*INSTRUCTIONS FOR THE TASK*:
Your answer should hold each line of the material that contains the word "Bluetooth".

*SUPPLIED DATA*:
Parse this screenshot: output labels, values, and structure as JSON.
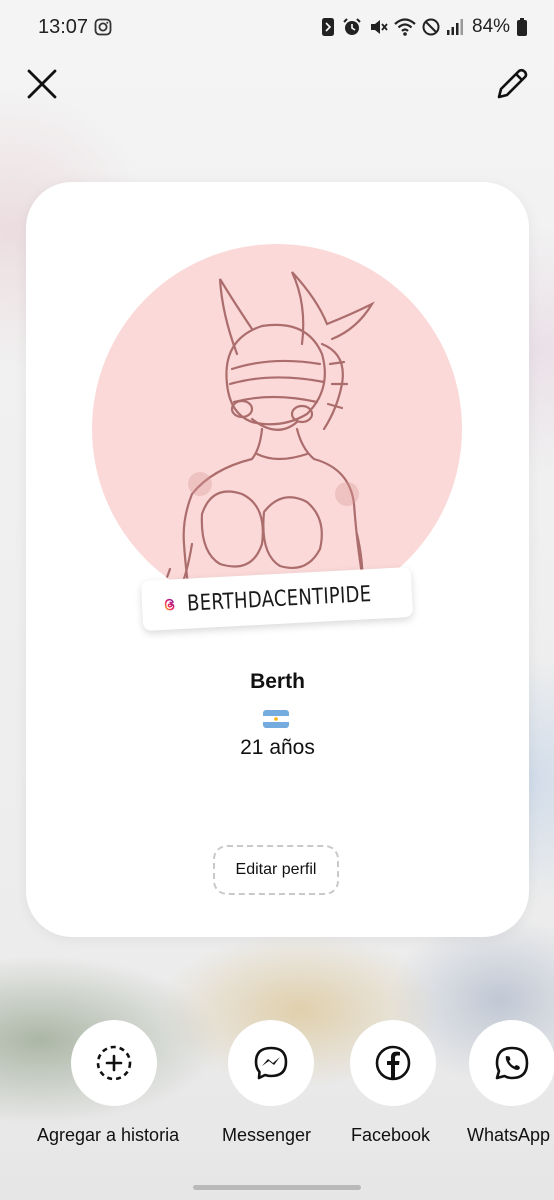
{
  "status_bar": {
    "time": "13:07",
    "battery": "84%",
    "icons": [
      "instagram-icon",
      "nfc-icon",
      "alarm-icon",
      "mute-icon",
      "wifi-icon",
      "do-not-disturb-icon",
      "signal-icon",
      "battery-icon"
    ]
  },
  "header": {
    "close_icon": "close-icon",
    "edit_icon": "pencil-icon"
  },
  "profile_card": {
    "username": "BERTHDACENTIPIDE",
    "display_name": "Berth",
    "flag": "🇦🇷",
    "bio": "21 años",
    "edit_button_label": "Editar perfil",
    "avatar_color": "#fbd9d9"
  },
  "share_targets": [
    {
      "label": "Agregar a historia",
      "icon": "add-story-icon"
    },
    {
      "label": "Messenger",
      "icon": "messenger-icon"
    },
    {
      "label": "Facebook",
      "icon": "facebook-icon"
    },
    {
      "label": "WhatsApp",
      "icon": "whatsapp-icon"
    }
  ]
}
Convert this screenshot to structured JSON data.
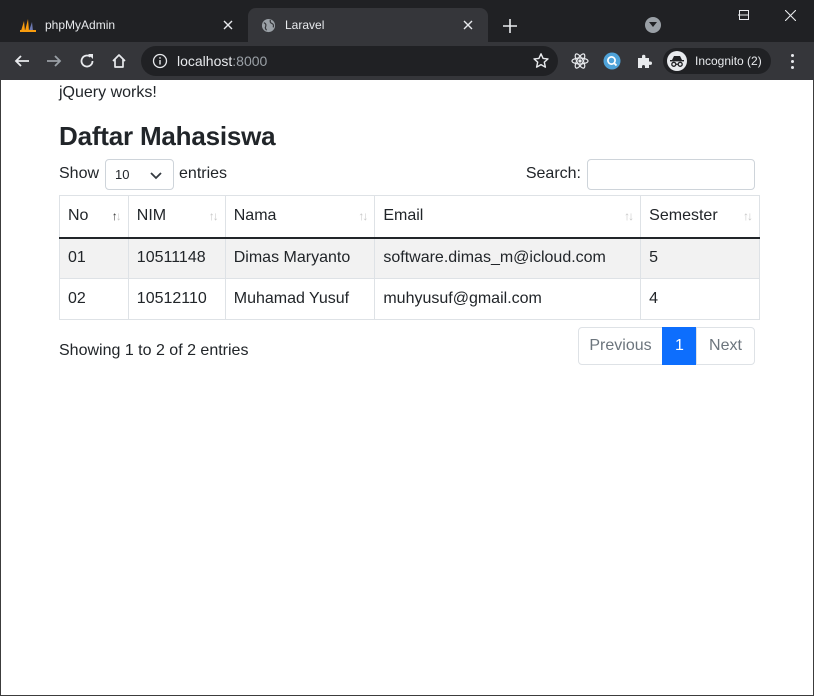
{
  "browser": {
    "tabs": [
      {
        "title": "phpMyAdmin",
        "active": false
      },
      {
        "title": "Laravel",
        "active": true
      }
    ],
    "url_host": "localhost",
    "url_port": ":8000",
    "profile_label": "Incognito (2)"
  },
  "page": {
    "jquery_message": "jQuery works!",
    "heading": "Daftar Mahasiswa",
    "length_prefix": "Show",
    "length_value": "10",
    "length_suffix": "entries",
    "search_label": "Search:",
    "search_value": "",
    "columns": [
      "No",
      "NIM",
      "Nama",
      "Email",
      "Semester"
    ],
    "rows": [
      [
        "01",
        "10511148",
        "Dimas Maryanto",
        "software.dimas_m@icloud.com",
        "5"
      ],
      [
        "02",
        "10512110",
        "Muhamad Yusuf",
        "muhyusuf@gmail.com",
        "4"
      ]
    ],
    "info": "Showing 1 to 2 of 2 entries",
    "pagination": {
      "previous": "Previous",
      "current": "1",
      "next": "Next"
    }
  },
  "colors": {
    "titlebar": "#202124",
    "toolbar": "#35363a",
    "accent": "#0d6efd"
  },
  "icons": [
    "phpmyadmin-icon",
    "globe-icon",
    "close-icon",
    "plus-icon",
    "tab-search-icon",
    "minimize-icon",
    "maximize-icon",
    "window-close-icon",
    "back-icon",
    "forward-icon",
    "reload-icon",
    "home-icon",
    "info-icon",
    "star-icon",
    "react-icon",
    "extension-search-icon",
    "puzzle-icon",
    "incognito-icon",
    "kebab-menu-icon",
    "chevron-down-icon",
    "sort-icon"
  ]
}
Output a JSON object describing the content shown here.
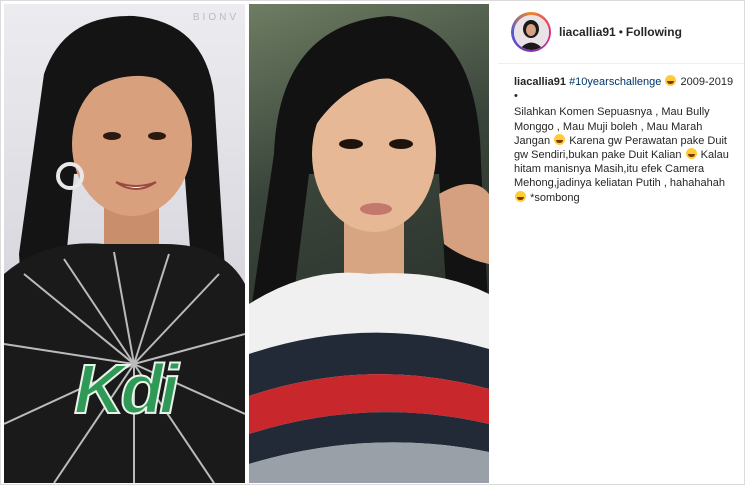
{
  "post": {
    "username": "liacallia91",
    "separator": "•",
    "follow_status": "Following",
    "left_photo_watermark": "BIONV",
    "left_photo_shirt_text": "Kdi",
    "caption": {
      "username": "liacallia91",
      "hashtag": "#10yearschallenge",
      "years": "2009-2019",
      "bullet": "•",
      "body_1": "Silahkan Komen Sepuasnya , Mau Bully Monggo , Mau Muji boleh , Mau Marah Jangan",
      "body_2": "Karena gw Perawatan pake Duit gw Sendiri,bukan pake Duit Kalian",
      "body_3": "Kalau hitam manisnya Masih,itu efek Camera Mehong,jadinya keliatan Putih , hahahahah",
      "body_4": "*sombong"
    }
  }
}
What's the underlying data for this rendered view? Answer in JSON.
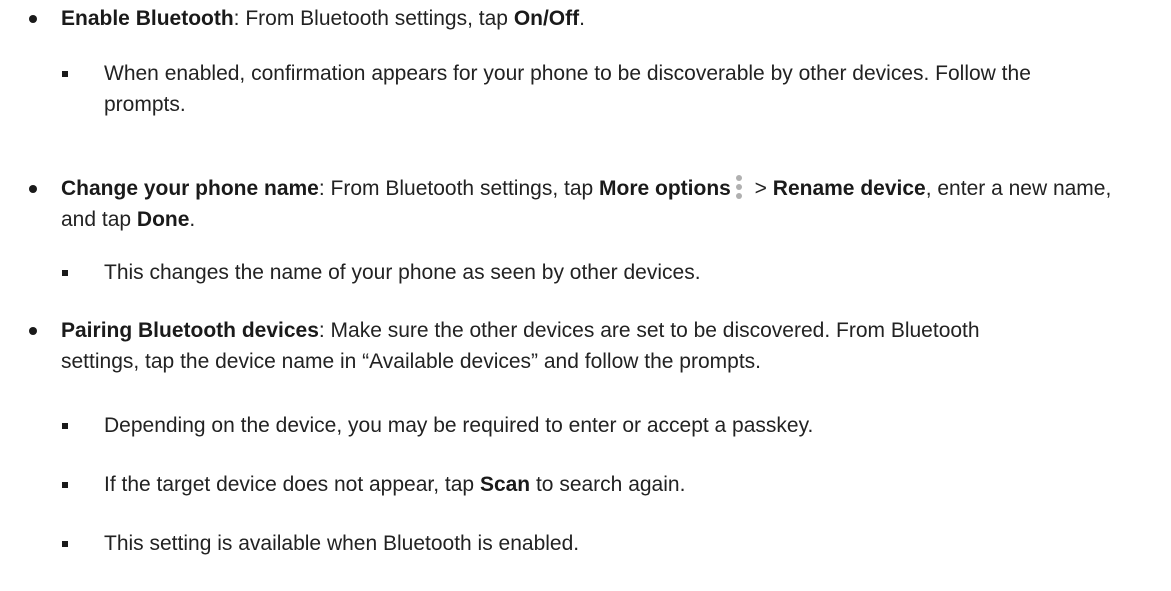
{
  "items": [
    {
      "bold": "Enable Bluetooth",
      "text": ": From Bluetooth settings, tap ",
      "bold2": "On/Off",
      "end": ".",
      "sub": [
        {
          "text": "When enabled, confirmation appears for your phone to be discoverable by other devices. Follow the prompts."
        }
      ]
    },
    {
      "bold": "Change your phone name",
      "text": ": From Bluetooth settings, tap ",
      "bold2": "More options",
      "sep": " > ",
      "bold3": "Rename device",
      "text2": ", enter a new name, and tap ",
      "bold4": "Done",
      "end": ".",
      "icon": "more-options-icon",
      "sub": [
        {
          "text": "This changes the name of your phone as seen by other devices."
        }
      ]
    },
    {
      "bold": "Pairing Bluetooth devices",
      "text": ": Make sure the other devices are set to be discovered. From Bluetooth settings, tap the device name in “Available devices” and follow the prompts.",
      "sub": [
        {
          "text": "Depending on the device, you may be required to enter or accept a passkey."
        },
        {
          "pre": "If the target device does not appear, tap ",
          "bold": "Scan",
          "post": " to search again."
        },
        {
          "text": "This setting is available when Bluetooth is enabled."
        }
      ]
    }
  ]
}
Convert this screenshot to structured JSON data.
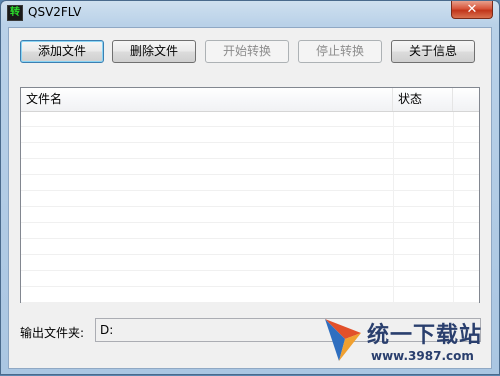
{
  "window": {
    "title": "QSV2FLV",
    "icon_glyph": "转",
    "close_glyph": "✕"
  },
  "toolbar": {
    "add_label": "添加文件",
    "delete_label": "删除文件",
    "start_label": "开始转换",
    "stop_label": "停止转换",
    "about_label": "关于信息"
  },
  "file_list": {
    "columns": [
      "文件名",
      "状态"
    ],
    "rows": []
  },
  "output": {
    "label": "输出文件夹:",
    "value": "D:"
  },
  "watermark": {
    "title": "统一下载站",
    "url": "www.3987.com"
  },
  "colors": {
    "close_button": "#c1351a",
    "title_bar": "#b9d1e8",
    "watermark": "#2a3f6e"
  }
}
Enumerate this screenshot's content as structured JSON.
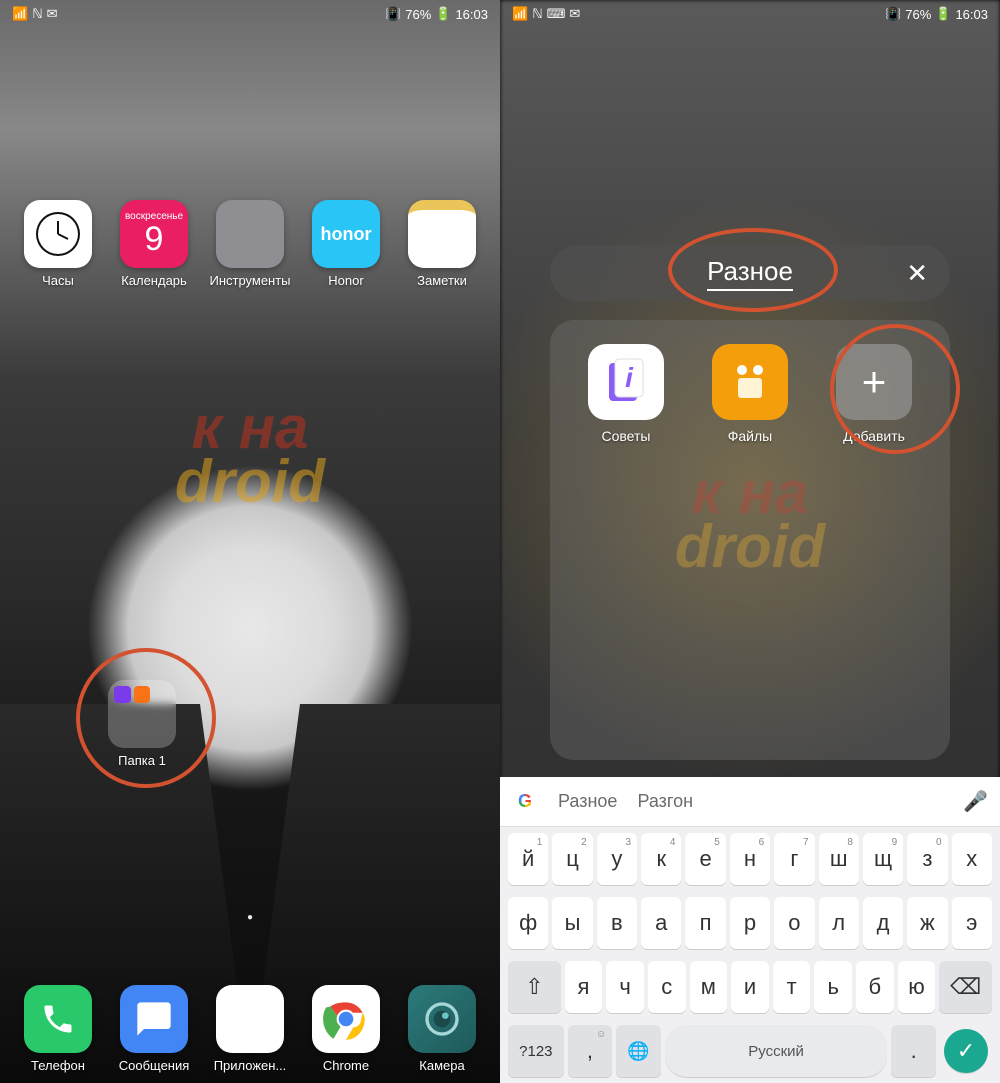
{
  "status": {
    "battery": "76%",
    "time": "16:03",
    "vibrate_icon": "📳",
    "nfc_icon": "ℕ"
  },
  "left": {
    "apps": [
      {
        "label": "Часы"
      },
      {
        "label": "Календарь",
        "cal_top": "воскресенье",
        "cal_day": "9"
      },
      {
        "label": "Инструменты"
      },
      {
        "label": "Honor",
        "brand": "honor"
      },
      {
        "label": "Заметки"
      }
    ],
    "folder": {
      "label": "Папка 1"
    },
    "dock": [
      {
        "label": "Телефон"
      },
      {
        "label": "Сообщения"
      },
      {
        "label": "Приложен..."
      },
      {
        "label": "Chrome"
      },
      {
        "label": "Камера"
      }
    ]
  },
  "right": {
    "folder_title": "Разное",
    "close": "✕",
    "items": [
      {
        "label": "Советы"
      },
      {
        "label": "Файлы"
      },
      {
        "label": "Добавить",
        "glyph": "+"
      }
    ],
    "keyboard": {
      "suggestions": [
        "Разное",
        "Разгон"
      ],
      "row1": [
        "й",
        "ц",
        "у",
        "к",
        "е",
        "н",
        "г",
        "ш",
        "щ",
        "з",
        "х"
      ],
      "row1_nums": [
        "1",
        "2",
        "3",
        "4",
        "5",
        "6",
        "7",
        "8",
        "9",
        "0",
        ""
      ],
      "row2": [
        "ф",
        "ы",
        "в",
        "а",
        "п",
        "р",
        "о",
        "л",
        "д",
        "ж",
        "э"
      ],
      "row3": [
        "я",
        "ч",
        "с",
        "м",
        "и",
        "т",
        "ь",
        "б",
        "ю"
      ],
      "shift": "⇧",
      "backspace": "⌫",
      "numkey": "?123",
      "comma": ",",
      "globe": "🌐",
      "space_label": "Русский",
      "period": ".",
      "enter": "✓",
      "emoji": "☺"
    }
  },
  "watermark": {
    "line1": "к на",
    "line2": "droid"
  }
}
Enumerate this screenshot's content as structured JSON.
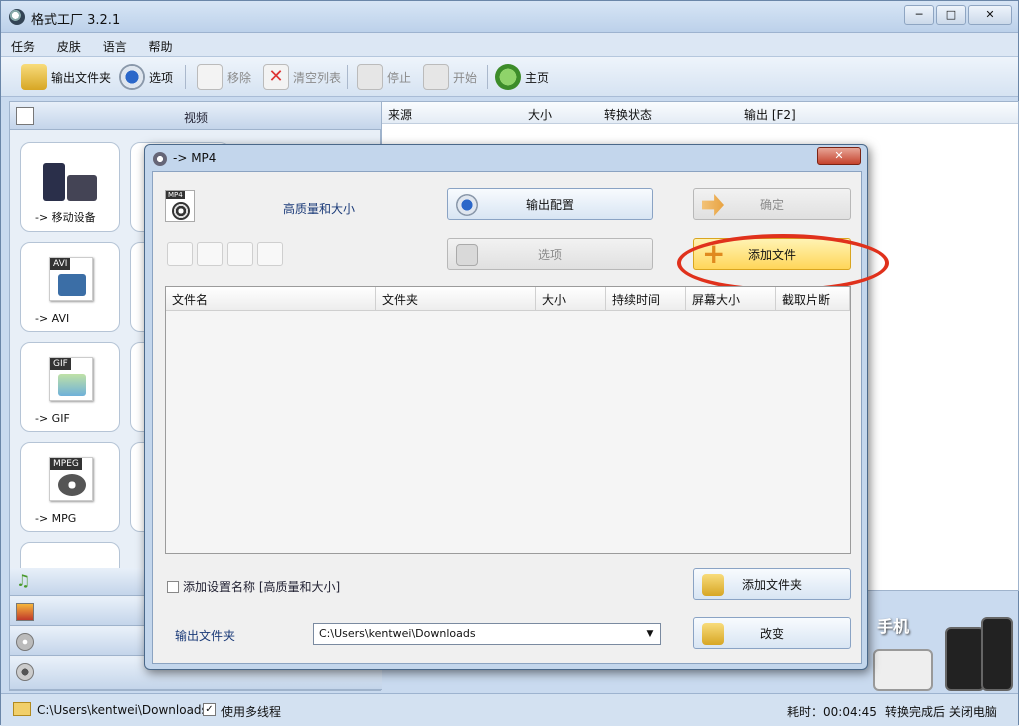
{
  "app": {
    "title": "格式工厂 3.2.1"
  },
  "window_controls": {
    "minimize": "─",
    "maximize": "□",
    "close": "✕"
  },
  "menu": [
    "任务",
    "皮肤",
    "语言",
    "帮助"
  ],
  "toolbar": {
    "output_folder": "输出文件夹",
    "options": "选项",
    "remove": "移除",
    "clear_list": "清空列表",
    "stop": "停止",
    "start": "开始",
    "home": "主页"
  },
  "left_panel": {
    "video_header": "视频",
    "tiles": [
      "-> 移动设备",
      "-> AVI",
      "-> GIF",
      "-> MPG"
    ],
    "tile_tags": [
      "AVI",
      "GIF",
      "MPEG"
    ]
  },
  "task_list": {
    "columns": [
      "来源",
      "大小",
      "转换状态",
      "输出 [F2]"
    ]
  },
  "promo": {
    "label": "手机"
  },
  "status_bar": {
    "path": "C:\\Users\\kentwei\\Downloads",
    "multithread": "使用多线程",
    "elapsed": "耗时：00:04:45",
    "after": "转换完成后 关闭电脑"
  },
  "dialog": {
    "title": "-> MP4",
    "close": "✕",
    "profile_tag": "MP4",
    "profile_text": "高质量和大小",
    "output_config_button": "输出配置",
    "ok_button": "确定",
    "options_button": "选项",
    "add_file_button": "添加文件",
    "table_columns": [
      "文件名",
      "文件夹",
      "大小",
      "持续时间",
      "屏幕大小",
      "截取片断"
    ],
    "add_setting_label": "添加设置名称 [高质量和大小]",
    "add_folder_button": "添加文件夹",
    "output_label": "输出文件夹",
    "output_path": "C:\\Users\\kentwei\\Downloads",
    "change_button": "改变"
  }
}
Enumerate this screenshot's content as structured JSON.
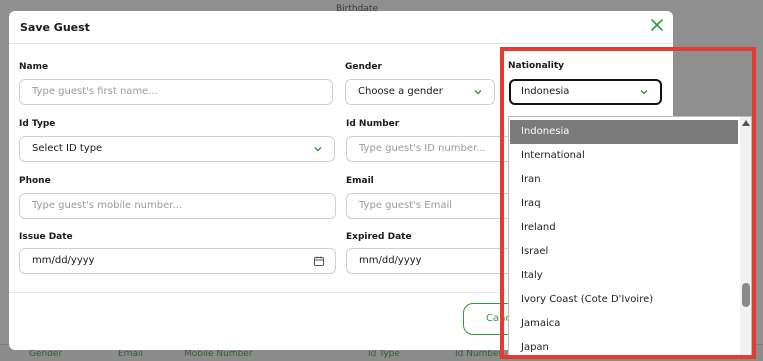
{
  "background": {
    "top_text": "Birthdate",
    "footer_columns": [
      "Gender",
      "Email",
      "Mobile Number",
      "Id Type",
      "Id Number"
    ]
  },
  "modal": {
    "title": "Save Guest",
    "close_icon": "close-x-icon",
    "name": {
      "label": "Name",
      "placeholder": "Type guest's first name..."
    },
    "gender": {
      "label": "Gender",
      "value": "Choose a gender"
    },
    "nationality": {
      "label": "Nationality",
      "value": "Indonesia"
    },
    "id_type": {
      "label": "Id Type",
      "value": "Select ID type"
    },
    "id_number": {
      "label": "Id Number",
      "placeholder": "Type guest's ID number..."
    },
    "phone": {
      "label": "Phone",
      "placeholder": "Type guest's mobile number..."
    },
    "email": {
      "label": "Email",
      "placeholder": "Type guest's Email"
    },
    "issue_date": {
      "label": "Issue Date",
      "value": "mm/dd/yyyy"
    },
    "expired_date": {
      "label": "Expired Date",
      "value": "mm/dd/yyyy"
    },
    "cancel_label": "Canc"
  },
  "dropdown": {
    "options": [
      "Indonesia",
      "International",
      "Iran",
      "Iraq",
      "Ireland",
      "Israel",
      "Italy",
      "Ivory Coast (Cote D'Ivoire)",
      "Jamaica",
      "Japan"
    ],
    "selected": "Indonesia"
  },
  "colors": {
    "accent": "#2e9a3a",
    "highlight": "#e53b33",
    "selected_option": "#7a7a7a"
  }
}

*SOLUTION FOR THIS TASK*:
      "bold": "Enable Bluetooth",
      "text": ": From Bluetooth settings, tap ",
      "text": ": From Bluetooth settings, tap ",
      "bold": "Pairing Bluetooth devices",
      "text": ": Make sure the other devices are set to be discovered. From Bluetooth settings, tap the device name in “Available devices” and follow the prompts.",
          "text": "This setting is available when Bluetooth is enabled."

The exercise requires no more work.